Monday, November 16, 2009

Interview - Part Two


Do you feel like society was judging you during this time? What do you think society thought about your decision? Or how you got into this postition?
You would think the late 80's would have ben more liberal, but I was in the midwest with my first pregnancy. I would say it was about 30% support and 70% rude opinions. People were not shy about telling me what a selfish, horrible woman I was for giving up my responsibilities. I was a waitress and this wonderful older couple requested me every Saturday night to wait on them. I loved them and they loved me! That is until one night they asked me what I was going to name the baby. I told them that I was placing her for adoption so the parents were going to name her. They never requested me or spoke to me after that night. I was judged all the time back then, I was young, unwed and just another welfare case to all who saw me. Of course I had support from my family and friends, but beyond that, nope. What did society think about my decision? Well, the State of Missouri thought I was an idiot slut who asked for what she got. The social services department treated me like I was a criminal and tried to take away my rights even before my baby was born. They stepped in one month before the due date and told me that I had to find a new family, I was not allowed to know anything about this new family, and I had broken many rules trying to get to know the parents before the baby was born. This is not what I wanted to hear at 19, pregnant, scared out of my mind about the upcoming month, and trying to do the right thing in my mind. Who were they to tell me what I could or could not do with my unborn child? How dare this social worker treat me like that! It was a horrible situation to put me in and I am thankful that I was strong enough to stand up to her, the State, and everyone else who tried to tell me what to do.
That kind of treatment of birth mothers is the exact reason why so many girls change their minds about choosing adoption. It is a terrible way to have someone make you feel, especially at such a vunerable, unknown and emotional time in one's life.

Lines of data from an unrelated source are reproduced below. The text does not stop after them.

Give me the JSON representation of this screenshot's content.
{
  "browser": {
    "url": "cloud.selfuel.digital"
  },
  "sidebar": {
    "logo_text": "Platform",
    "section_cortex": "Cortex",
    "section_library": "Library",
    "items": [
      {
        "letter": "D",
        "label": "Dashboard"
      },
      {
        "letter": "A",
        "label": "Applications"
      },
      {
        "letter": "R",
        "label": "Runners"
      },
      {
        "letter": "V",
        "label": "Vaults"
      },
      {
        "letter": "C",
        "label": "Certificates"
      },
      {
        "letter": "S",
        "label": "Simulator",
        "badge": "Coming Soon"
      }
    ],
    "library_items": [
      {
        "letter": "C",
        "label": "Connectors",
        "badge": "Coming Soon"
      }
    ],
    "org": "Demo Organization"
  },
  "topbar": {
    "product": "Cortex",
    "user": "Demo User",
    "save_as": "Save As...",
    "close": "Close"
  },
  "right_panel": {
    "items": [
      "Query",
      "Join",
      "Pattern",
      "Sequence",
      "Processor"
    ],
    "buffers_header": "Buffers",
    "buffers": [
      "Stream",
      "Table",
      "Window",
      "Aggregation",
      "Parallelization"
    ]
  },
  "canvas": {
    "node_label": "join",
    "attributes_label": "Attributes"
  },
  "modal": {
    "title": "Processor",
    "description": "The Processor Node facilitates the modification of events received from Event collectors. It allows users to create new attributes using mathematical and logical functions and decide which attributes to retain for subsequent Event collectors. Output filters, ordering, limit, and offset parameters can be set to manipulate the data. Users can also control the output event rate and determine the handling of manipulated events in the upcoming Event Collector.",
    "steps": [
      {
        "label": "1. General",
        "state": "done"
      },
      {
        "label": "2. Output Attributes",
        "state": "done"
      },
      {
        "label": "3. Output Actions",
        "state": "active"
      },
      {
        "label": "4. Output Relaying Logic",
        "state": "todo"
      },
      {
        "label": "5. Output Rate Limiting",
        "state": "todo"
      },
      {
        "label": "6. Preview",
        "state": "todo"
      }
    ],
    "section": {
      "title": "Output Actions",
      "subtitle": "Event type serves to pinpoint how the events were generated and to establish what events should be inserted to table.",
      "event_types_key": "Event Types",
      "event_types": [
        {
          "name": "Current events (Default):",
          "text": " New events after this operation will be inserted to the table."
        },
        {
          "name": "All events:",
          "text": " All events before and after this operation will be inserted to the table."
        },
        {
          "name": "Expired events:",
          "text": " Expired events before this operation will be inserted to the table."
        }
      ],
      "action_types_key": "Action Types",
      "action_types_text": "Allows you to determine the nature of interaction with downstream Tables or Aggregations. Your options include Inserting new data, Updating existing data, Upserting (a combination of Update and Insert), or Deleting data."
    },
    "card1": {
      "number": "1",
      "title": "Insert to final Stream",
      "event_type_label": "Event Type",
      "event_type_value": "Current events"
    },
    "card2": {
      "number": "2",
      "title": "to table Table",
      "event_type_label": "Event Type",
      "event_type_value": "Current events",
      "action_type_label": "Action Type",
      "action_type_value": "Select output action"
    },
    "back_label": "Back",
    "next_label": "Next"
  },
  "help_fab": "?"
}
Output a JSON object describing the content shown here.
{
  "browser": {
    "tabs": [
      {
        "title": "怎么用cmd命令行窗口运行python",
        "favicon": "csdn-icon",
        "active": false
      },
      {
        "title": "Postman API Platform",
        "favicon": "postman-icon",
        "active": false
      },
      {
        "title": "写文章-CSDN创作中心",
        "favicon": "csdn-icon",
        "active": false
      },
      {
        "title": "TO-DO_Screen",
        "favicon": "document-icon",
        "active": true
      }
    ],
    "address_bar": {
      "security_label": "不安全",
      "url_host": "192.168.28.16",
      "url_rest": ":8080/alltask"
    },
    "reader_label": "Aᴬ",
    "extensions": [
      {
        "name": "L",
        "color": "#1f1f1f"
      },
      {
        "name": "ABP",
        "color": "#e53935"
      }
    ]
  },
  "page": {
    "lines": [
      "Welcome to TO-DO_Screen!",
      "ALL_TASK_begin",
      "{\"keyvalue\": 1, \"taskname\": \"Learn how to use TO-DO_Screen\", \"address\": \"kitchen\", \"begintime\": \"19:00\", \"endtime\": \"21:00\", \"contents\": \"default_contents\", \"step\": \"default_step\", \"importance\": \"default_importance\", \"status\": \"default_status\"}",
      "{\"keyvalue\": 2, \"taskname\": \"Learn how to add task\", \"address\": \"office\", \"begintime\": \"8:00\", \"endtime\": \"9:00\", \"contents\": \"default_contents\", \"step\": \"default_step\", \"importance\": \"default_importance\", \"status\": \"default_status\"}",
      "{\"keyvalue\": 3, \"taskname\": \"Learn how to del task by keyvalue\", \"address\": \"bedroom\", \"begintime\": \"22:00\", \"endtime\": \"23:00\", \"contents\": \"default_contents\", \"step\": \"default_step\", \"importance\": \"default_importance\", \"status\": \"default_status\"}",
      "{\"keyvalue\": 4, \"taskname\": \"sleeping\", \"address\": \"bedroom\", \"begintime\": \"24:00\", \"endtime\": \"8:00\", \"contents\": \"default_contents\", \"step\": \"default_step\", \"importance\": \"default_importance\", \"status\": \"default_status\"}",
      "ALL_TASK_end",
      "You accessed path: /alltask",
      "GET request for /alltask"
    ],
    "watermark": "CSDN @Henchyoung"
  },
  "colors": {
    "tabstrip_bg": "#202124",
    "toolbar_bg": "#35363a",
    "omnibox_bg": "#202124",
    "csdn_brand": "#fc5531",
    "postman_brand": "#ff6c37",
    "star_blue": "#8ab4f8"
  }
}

Was the decision to give your child up for adoption easy or hard? What got you through the decision?
It was very difficult. It is not for the weak of character. You have to believe in yourself a great deal, and put yourself and all your feelings aside. I knew what I was doing was right. My mother was an amazing source of support and information. She was my biggest fan and always told me how proud she was of me, that she could never do what I was doing and admired me for being so brave. She was my rock. She never felt sorry for me, but instead allowed me to learn from it, deal with it, and eventually live with it. Without her, I would not be the person that I am today.

Who/what influenced your decision? Did you feel any pressure to give your child up for adoption?
No pressure, it was solely my decision. My life influenced my choice. I was raised with good morals and a positve outlook on life.

Have you had contact with your children?
All the time. It really is such a positive story for all involved! My kids can ask me anything, how great is that? So many adoptees have questions that they need to ask and I welcome every one of them. I am thrilled that they want to know me!

Is it an open or closed adoption?
Both were open adoptions. I had to fight for it in MO and it was a rough road! The second placing I went to an open law state which was much easier on the birth mother. It is all about what she wants and that is where the discussion begin. We worked details out from there. It was a breathe of fresh air for me since my first experience was so difficult.

Would you advocate other women to give up their children for adoption if they don't feel capable of raising a child?
Absolutely! I want to advocate for the birth mother voice from a postive point of view, an inspiring story that the world needs to see. It can be such a wonderful and rewarding decision. I am proof that to be brave is to be blessed many fold.

What do you believe to be the pros and the cons to Adoption?
The biggest pro is the choice of life. The biggest con is the amount of time it takes to heal. A pro is that if the adoption is open, there is a good chance that everyone will be comfortable and healthy with the arrangement. A con is the abandonment issues that some adoptees have not knowing anything about their background or birth parents. A pro is that adoption is changing in great ways: open laws, open websites, tons of literature on the subject, and more acceptance with adoption as a whole. A con is that even with all the advancement and acceptance in the last couple of decades, adoption is still a very controversial subject that conjours feelings of anger and disappointment for so many. A pro to adoption, as a birth mother, I was able to give my heart to wonderful parents who raised great kids who appreciate what I did for them. It is a gratifying feeling to know that I made a difference in not just my childrens lives, but all the lives that they have touched.
They are better people because of my selfless choice to give them the best that I could. That is what I wanted for them, always.

2 comments:

Lavender Luz said...

Thank you for the insight into an experience that I will never have. It helps to know what it was like for you.

Kelsey Stewart, Author said...

Thank you! Glad I could shed some light for you...I love your name here!